If you’re planning a trip to Europe and plan to cover a lot of ground while you’re across the pond, then a Eurail Pass is (most likely) your most cost-effective option. However, the type of pass you obtain should depend on factors like the number of countries you’d like to visit and the duration of your travels.
The Eurail Pass is divided into four categories, the most popular selection being the Global Pass. This offering is further divided into two sub-categories: Continuous and Flexi. The Continuous Pass allows travelers to travel for as many days as they wish during a duration of anywhere from 15 days to two months. Flexi Passes, on the other hand, allow up to 10 or 15 days of train travel within a two-month period.
Both the Continuous and Flexi pass will enable travelers to ride for free on major railways in the following 24 countries: Austria, Belgium, Bulgaria, Croatia, Czech Republic, Denmark, Finland, France, Germany, Greece, Hungary, Ireland, Italy, Luxembourg, Montenegro, Netherlands, Norway, Poland, Portugal, Romania, Serbia, Slovakia, Slovenia, Spain, Sweden, Switzerland, and Turkey. The Global Pass is also honored in Northern Ireland, which is technically a province shared by Ireland and Great Britain.
In addition to national railways, travelers may also use their Global Pass to ride privately owned trains in certain countries. Those who visit Switzerland, for instance, can opt to ride Swiss Federal Railways (SBB) or choose from nine different private railways. A complete guide to participating railways in all 24 countries that honor Global Passes can be found near the bottom of the 2013 Eurail Guide. If you elect to ride a train that does not honor Eurail Passes, then you will most likely have to pay a supplemental fare fee; this is also usually the case for night trains that provide a sleeping compartment.
However, please note that several European countries do not participate in the Eurail Pass program. These include Albania, Bosnia and Herzegovina, Macedonia, Russia, and all of the former Soviet Republics (Armenia, Belarus, Estonia, Georgia, Latvia, Liechtenstein, Lithuania, Moldova, and Ukraine). Additionally, some European countries ― such as Andorra, Liechtenstein, Monaco, San Marino, and Vatican City ― are simply too small to host their own national railway system.
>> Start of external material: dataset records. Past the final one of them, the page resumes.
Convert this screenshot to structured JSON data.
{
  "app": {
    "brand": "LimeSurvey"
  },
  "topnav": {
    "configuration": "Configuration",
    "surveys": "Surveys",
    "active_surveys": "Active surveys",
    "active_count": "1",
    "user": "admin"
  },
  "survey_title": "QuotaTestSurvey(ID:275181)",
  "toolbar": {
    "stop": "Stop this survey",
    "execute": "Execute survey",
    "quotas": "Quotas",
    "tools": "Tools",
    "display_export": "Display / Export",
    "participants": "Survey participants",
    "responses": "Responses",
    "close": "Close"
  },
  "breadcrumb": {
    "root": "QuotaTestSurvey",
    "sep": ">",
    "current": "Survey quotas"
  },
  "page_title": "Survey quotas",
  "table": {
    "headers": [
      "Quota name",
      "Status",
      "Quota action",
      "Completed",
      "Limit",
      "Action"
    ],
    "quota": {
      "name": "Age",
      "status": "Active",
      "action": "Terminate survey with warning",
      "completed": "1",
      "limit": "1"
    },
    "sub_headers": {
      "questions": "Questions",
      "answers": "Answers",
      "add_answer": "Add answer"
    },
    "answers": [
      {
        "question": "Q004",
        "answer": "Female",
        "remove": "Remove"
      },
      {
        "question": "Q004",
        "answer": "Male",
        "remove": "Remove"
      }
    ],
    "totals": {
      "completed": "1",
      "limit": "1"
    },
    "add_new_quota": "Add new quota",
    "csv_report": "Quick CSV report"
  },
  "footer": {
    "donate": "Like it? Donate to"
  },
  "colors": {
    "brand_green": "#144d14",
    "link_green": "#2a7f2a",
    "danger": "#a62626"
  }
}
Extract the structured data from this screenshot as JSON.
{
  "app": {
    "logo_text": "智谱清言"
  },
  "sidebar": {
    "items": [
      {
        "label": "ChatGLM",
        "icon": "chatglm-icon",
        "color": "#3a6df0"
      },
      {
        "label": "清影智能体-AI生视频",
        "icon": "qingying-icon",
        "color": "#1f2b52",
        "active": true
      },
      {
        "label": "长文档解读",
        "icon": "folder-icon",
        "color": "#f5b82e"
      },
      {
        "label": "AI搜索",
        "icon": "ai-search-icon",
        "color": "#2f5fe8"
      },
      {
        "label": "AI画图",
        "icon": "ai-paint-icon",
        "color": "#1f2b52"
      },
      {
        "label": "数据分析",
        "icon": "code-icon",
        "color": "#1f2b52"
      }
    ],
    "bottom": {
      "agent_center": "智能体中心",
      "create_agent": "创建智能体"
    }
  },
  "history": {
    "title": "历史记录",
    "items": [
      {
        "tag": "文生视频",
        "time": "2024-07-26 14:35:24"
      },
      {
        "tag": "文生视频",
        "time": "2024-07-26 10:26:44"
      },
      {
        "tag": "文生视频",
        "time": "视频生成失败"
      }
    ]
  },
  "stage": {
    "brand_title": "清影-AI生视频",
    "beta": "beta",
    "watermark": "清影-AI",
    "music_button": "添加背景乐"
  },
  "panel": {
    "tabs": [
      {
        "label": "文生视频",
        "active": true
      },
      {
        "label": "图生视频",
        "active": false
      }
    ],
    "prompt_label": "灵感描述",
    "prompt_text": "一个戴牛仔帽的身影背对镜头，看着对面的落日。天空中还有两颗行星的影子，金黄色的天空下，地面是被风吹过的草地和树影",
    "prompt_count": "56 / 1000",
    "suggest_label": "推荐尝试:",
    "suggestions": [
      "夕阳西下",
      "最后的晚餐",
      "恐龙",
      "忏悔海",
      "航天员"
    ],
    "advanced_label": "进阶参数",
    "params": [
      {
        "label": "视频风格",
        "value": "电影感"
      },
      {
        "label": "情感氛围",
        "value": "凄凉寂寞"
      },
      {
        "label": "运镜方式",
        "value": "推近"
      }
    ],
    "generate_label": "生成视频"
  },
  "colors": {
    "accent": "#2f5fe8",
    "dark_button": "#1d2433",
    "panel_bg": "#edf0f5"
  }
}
And for obvious reasons, the island nations of Europe ― Cyprus, Iceland, Malta, and the United Kingdom ― do not honor Eurail passes, although the U.K. offers the comparable BritRail Pass for travel throughout England, Scotland, and Wales (but not, as mentioned above, in Northern Ireland).
If your goal is to hit as many European countries as possible and your trip will last at least two weeks, then the Continuous Global Pass is presumably your best bet. The price structure breaks down like this:
- 15 days ― $536
- 21 days ― $692
- 1 month ― $850
- 2 months ― $1,198
- 3 months ― $1,478
On the other hand, if you prefer to soak up your surroundings for a few days before hopping on another train, then a Flexi Pass might be up your alley. There are currently two options for this pass.
- 10 days of train travel in 2 months ― $632
- 15 days of train travel in 2 months ― $829
There is also an option for travelers who plan to visit Europe for an extended period of time, but would rather consolidate their itinerary to a few countries. The Select Pass enables travelers to customize their agenda by selecting three, four, or five border-connected nations to visit. Like the Flexi Pass, the Select Pass allows up to 15 days of train travel over a two-month duration. The number of travel days, along with the age of the ticket-holder, will determine the price of the pass. Please note that anyone 25 or younger may obtain a pass at the ‘Youth’ rate, and children under four are allowed to ride with their parents or guardians for free.
Unfortunately, in addition to the non-participating countries listed above, the Select Pass is not currently honored in two of Europe’s most popular tourist destinations: France and Poland. Traveling through either of these countries will require an additional fare. However, the following separate countries are grouped together and only count as ‘one’ stop: Netherlands, Belgium, and Luxembourg (also known as Benelux); Croatia and Slovenia; and Montenegro and Serbia.
Another option for travelers who just want to visit a couple of countries is the Regional Pass, which can be used to visit at least two bordering nations or national groups; anywhere from four to 10 train travel days are allowed during the two-month window. Unlike the Select Pass, the Regional Pass is honored in France and Poland. Some of the most popular Regional Pass options include France and Italy; France and Spain; Germany and Benelux; and Scandinavia (which covers Denmark, Norway, Sweden, and Finland). Prices vary for each grouping, but the passes generally start between $190 and $360 (for Second Class seatings).
Finally, there is a One Country Pass available for rail travel throughout a single nation (with the exception of Benelux) over the course of one month. The number of train travel days will vary by country; the One Country Passes generally start between $100 and $200.
Have you ever booked a Eurail Pass? Tell us about your experience, and be sure to include any tips for successful European train travel!
By Brad Nehring